About Roxanne Smith:
A Florida native, Roxanne Smith has called everywhere from Houston to Cheyenne home. Currently residing in Asheville, NC, she’s an avid reader of every genre, a cat lover, pit bull advocate, and semi-geek. She loves video games, Doctor Who, and her dashing husband, who provides ample material for her writing.
What inspires you to write?
I love reading character-driven stories, and I love coming up with interesting characters. Any given plot point will change the game depending on what kind of person the character is and how they react…anxious or laidback, happy or morose. They dictate a story more than plot, and I think that’s pretty fascinating.
Tell us about your writing process.
To get the motor going, I write out a few chapter outlines, about a paragraph each. I don’t bother worrying about the whole book, because I never keep with the outline. If my gut moves a scene away from what I had in mind, I go with the flow. It always works out in the end, and has even led to a few surprises for me. I’m a pantser, but I do keep detailed, handwritten logs for everything from the cast of characters and their attributes to how many words I write daily.
For Fiction Writers: Do you listen (or talk to) to your characters?
I don’t talk to my characters so much as I talk at them. I take care to ensure their actions coincide with their personalities. So, there’s a lot of, “Nah, you wouldn’t do that, you’d do THIS.” And yes, it feels as ridiculous as it sounds.
What advice would you give other writers?
Don’t ever, ever give up. The time I decided I wanted to write to the time I signed a publishing contract was a span of ten years. It took me nearly two just to edit my first completed manuscript to industry standard, and that was after I had signed with an agent. The number of rejections I received…we’ll just say staggering. So, don’t give up. Period.
How did you decide how to publish your books?
I didn’t know self-publishing was really a thing when I started out. It was never a question. I wanted to be traditionally published. It was like a personal challenge, to be good enough for an agent, good enough for a publisher. I’m extremely tenacious, so once I had a goal, that was it. Self-publishing isn’t for me, but I wouldn’t knock it, either.

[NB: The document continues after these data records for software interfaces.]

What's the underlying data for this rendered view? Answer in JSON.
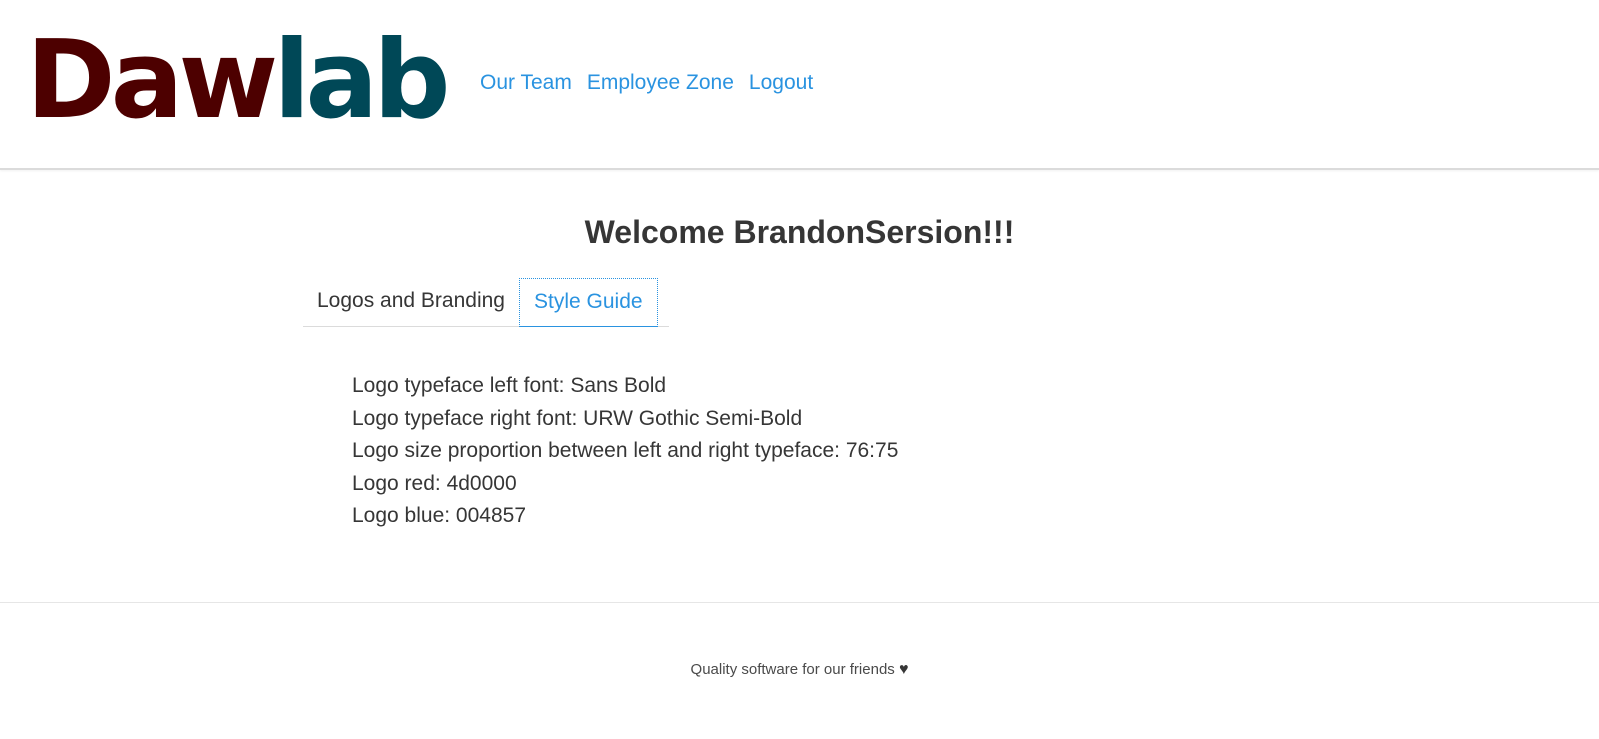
{
  "header": {
    "logo": {
      "left": "Daw",
      "right": "lab"
    },
    "nav": [
      {
        "label": "Our Team"
      },
      {
        "label": "Employee Zone"
      },
      {
        "label": "Logout"
      }
    ]
  },
  "main": {
    "title": "Welcome BrandonSersion!!!",
    "tabs": [
      {
        "label": "Logos and Branding",
        "active": false
      },
      {
        "label": "Style Guide",
        "active": true
      }
    ],
    "style_guide": [
      "Logo typeface left font: Sans Bold",
      "Logo typeface right font: URW Gothic Semi-Bold",
      "Logo size proportion between left and right typeface: 76:75",
      "Logo red: 4d0000",
      "Logo blue: 004857"
    ]
  },
  "footer": {
    "text": "Quality software for our friends",
    "icon": "heart-icon"
  },
  "colors": {
    "logo_red": "#4d0000",
    "logo_blue": "#004857",
    "link": "#2a93e0",
    "text": "#363636"
  }
}
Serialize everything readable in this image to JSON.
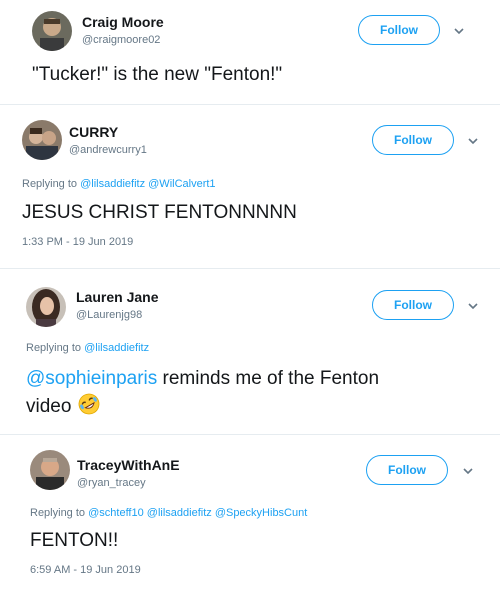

What do you think about the future of book publishing?
With self-publishing and the digital market, the future is gray matter. There’s just no telling. All I know is I want to be a part of it. I love real books with paper pages, so of course it’s my dream to have a print contract. I can only hope that’s still a thing in the future!
What genres do you write?: Contemporary Romance
What formats are your books in?: eBook
All information in this post is presented “as is” supplied by the author. We don’t edit, to allow you, the reader, to hear the author in their own voice.